Instructions for the task:
Print the lines below exactly as written, with none missing.

[Opening Material for the task section]

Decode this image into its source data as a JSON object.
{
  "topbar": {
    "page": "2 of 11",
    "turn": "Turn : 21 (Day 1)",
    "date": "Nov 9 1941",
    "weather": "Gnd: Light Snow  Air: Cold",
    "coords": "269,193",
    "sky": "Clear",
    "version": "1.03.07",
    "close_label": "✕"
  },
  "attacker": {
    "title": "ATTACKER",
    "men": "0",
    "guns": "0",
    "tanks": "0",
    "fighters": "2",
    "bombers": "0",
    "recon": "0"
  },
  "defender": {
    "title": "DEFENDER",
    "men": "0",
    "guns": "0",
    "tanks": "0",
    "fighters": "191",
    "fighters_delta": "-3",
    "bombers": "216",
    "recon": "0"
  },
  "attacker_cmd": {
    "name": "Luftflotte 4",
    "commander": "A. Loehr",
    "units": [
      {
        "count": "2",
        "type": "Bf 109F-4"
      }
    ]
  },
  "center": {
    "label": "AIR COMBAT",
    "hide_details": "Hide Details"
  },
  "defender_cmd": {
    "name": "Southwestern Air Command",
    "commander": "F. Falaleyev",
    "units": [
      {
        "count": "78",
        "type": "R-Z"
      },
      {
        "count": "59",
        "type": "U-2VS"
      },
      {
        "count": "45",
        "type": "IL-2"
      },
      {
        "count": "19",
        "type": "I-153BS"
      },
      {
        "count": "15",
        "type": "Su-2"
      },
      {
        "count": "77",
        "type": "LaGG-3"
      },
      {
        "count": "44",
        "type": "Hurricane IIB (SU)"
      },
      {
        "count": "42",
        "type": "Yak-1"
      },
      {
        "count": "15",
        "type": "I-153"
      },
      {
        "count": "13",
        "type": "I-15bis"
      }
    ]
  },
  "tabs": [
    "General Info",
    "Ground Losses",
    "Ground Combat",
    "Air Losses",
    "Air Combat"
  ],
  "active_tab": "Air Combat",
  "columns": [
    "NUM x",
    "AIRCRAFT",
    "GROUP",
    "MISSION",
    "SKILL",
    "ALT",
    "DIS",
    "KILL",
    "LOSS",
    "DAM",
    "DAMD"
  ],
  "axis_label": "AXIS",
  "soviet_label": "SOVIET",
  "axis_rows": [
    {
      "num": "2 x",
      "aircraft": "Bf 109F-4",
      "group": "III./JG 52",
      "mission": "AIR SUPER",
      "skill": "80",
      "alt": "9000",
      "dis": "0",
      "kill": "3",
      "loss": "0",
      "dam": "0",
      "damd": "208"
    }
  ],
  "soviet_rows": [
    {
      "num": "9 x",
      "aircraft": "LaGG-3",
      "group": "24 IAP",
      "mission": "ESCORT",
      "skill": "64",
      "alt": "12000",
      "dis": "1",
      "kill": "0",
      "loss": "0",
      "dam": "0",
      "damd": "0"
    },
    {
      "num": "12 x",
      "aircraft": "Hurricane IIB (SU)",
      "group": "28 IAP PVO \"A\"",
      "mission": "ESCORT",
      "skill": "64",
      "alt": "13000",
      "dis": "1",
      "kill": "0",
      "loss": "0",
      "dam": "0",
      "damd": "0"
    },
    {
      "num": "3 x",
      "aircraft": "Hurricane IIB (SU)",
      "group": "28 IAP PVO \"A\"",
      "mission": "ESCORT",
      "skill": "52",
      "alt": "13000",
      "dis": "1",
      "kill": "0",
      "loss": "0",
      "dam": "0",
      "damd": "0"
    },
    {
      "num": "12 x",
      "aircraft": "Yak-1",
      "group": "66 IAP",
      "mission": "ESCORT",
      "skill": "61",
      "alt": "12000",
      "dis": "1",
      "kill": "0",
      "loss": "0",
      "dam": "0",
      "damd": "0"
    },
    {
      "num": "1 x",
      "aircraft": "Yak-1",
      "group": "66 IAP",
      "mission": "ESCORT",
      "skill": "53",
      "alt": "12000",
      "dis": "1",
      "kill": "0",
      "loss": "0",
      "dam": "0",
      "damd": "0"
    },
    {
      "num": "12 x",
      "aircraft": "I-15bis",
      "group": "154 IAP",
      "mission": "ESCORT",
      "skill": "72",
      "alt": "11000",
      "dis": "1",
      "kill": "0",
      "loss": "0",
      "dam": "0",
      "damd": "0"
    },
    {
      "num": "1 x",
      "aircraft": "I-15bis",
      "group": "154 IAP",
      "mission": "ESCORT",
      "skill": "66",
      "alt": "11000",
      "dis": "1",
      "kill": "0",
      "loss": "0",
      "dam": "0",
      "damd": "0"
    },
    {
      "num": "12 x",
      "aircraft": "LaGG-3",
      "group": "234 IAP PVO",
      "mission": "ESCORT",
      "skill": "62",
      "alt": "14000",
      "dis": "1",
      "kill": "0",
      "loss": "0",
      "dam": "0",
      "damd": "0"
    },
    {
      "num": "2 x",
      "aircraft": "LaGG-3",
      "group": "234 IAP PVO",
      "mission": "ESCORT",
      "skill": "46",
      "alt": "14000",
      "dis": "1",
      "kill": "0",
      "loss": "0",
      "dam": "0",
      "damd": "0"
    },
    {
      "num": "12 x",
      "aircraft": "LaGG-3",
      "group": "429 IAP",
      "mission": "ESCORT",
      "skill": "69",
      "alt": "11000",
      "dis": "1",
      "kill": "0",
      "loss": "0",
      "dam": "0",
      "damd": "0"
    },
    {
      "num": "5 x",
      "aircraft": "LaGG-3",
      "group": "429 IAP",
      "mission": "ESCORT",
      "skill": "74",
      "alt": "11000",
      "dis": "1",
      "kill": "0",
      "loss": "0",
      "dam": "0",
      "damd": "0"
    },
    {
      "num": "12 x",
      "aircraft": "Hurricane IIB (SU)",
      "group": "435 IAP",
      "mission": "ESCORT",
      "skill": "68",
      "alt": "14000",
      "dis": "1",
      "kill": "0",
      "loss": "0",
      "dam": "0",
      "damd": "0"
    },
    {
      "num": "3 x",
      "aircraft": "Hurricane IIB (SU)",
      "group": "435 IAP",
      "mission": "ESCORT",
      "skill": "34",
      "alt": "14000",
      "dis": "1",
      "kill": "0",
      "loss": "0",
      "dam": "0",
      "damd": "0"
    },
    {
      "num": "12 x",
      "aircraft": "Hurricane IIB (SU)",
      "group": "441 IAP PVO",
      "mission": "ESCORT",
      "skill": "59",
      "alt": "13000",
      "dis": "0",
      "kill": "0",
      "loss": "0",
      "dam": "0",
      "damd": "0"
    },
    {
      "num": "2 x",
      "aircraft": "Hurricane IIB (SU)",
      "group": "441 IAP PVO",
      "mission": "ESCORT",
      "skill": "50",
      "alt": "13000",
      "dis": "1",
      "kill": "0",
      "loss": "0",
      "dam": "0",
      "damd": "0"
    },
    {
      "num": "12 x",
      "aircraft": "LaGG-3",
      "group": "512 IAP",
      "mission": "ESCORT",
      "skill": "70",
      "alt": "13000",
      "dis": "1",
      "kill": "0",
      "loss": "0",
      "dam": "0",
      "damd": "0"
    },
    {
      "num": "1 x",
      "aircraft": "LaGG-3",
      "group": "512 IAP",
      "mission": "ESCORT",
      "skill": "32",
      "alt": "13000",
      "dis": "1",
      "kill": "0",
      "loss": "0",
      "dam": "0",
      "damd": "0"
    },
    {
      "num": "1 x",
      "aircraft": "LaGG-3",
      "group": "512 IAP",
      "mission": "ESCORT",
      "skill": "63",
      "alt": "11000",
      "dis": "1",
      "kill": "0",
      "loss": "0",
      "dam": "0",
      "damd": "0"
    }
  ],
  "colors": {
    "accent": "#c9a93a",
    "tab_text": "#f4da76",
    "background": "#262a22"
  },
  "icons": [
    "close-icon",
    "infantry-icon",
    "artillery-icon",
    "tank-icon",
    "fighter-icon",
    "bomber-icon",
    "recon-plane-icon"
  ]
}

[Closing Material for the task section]

The completed task:
Decode this image into its source data as a JSON object.
{
  "topbar": {
    "page": "2 of 11",
    "turn": "Turn : 21 (Day 1)",
    "date": "Nov 9 1941",
    "weather": "Gnd: Light Snow  Air: Cold",
    "coords": "269,193",
    "sky": "Clear",
    "version": "1.03.07",
    "close_label": "✕"
  },
  "attacker": {
    "title": "ATTACKER",
    "men": "0",
    "guns": "0",
    "tanks": "0",
    "fighters": "2",
    "bombers": "0",
    "recon": "0"
  },
  "defender": {
    "title": "DEFENDER",
    "men": "0",
    "guns": "0",
    "tanks": "0",
    "fighters": "191",
    "fighters_delta": "-3",
    "bombers": "216",
    "recon": "0"
  },
  "attacker_cmd": {
    "name": "Luftflotte 4",
    "commander": "A. Loehr",
    "units": [
      {
        "count": "2",
        "type": "Bf 109F-4"
      }
    ]
  },
  "center": {
    "label": "AIR COMBAT",
    "hide_details": "Hide Details"
  },
  "defender_cmd": {
    "name": "Southwestern Air Command",
    "commander": "F. Falaleyev",
    "units": [
      {
        "count": "78",
        "type": "R-Z"
      },
      {
        "count": "59",
        "type": "U-2VS"
      },
      {
        "count": "45",
        "type": "IL-2"
      },
      {
        "count": "19",
        "type": "I-153BS"
      },
      {
        "count": "15",
        "type": "Su-2"
      },
      {
        "count": "77",
        "type": "LaGG-3"
      },
      {
        "count": "44",
        "type": "Hurricane IIB (SU)"
      },
      {
        "count": "42",
        "type": "Yak-1"
      },
      {
        "count": "15",
        "type": "I-153"
      },
      {
        "count": "13",
        "type": "I-15bis"
      }
    ]
  },
  "tabs": [
    "General Info",
    "Ground Losses",
    "Ground Combat",
    "Air Losses",
    "Air Combat"
  ],
  "active_tab": "Air Combat",
  "columns": [
    "NUM x",
    "AIRCRAFT",
    "GROUP",
    "MISSION",
    "SKILL",
    "ALT",
    "DIS",
    "KILL",
    "LOSS",
    "DAM",
    "DAMD"
  ],
  "axis_label": "AXIS",
  "soviet_label": "SOVIET",
  "axis_rows": [
    {
      "num": "2 x",
      "aircraft": "Bf 109F-4",
      "group": "III./JG 52",
      "mission": "AIR SUPER",
      "skill": "80",
      "alt": "9000",
      "dis": "0",
      "kill": "3",
      "loss": "0",
      "dam": "0",
      "damd": "208"
    }
  ],
  "soviet_rows": [
    {
      "num": "9 x",
      "aircraft": "LaGG-3",
      "group": "24 IAP",
      "mission": "ESCORT",
      "skill": "64",
      "alt": "12000",
      "dis": "1",
      "kill": "0",
      "loss": "0",
      "dam": "0",
      "damd": "0"
    },
    {
      "num": "12 x",
      "aircraft": "Hurricane IIB (SU)",
      "group": "28 IAP PVO \"A\"",
      "mission": "ESCORT",
      "skill": "64",
      "alt": "13000",
      "dis": "1",
      "kill": "0",
      "loss": "0",
      "dam": "0",
      "damd": "0"
    },
    {
      "num": "3 x",
      "aircraft": "Hurricane IIB (SU)",
      "group": "28 IAP PVO \"A\"",
      "mission": "ESCORT",
      "skill": "52",
      "alt": "13000",
      "dis": "1",
      "kill": "0",
      "loss": "0",
      "dam": "0",
      "damd": "0"
    },
    {
      "num": "12 x",
      "aircraft": "Yak-1",
      "group": "66 IAP",
      "mission": "ESCORT",
      "skill": "61",
      "alt": "12000",
      "dis": "1",
      "kill": "0",
      "loss": "0",
      "dam": "0",
      "damd": "0"
    },
    {
      "num": "1 x",
      "aircraft": "Yak-1",
      "group": "66 IAP",
      "mission": "ESCORT",
      "skill": "53",
      "alt": "12000",
      "dis": "1",
      "kill": "0",
      "loss": "0",
      "dam": "0",
      "damd": "0"
    },
    {
      "num": "12 x",
      "aircraft": "I-15bis",
      "group": "154 IAP",
      "mission": "ESCORT",
      "skill": "72",
      "alt": "11000",
      "dis": "1",
      "kill": "0",
      "loss": "0",
      "dam": "0",
      "damd": "0"
    },
    {
      "num": "1 x",
      "aircraft": "I-15bis",
      "group": "154 IAP",
      "mission": "ESCORT",
      "skill": "66",
      "alt": "11000",
      "dis": "1",
      "kill": "0",
      "loss": "0",
      "dam": "0",
      "damd": "0"
    },
    {
      "num": "12 x",
      "aircraft": "LaGG-3",
      "group": "234 IAP PVO",
      "mission": "ESCORT",
      "skill": "62",
      "alt": "14000",
      "dis": "1",
      "kill": "0",
      "loss": "0",
      "dam": "0",
      "damd": "0"
    },
    {
      "num": "2 x",
      "aircraft": "LaGG-3",
      "group": "234 IAP PVO",
      "mission": "ESCORT",
      "skill": "46",
      "alt": "14000",
      "dis": "1",
      "kill": "0",
      "loss": "0",
      "dam": "0",
      "damd": "0"
    },
    {
      "num": "12 x",
      "aircraft": "LaGG-3",
      "group": "429 IAP",
      "mission": "ESCORT",
      "skill": "69",
      "alt": "11000",
      "dis": "1",
      "kill": "0",
      "loss": "0",
      "dam": "0",
      "damd": "0"
    },
    {
      "num": "5 x",
      "aircraft": "LaGG-3",
      "group": "429 IAP",
      "mission": "ESCORT",
      "skill": "74",
      "alt": "11000",
      "dis": "1",
      "kill": "0",
      "loss": "0",
      "dam": "0",
      "damd": "0"
    },
    {
      "num": "12 x",
      "aircraft": "Hurricane IIB (SU)",
      "group": "435 IAP",
      "mission": "ESCORT",
      "skill": "68",
      "alt": "14000",
      "dis": "1",
      "kill": "0",
      "loss": "0",
      "dam": "0",
      "damd": "0"
    },
    {
      "num": "3 x",
      "aircraft": "Hurricane IIB (SU)",
      "group": "435 IAP",
      "mission": "ESCORT",
      "skill": "34",
      "alt": "14000",
      "dis": "1",
      "kill": "0",
      "loss": "0",
      "dam": "0",
      "damd": "0"
    },
    {
      "num": "12 x",
      "aircraft": "Hurricane IIB (SU)",
      "group": "441 IAP PVO",
      "mission": "ESCORT",
      "skill": "59",
      "alt": "13000",
      "dis": "0",
      "kill": "0",
      "loss": "0",
      "dam": "0",
      "damd": "0"
    },
    {
      "num": "2 x",
      "aircraft": "Hurricane IIB (SU)",
      "group": "441 IAP PVO",
      "mission": "ESCORT",
      "skill": "50",
      "alt": "13000",
      "dis": "1",
      "kill": "0",
      "loss": "0",
      "dam": "0",
      "damd": "0"
    },
    {
      "num": "12 x",
      "aircraft": "LaGG-3",
      "group": "512 IAP",
      "mission": "ESCORT",
      "skill": "70",
      "alt": "13000",
      "dis": "1",
      "kill": "0",
      "loss": "0",
      "dam": "0",
      "damd": "0"
    },
    {
      "num": "1 x",
      "aircraft": "LaGG-3",
      "group": "512 IAP",
      "mission": "ESCORT",
      "skill": "32",
      "alt": "13000",
      "dis": "1",
      "kill": "0",
      "loss": "0",
      "dam": "0",
      "damd": "0"
    },
    {
      "num": "1 x",
      "aircraft": "LaGG-3",
      "group": "512 IAP",
      "mission": "ESCORT",
      "skill": "63",
      "alt": "11000",
      "dis": "1",
      "kill": "0",
      "loss": "0",
      "dam": "0",
      "damd": "0"
    }
  ],
  "colors": {
    "accent": "#c9a93a",
    "tab_text": "#f4da76",
    "background": "#262a22"
  },
  "icons": [
    "close-icon",
    "infantry-icon",
    "artillery-icon",
    "tank-icon",
    "fighter-icon",
    "bomber-icon",
    "recon-plane-icon"
  ]
}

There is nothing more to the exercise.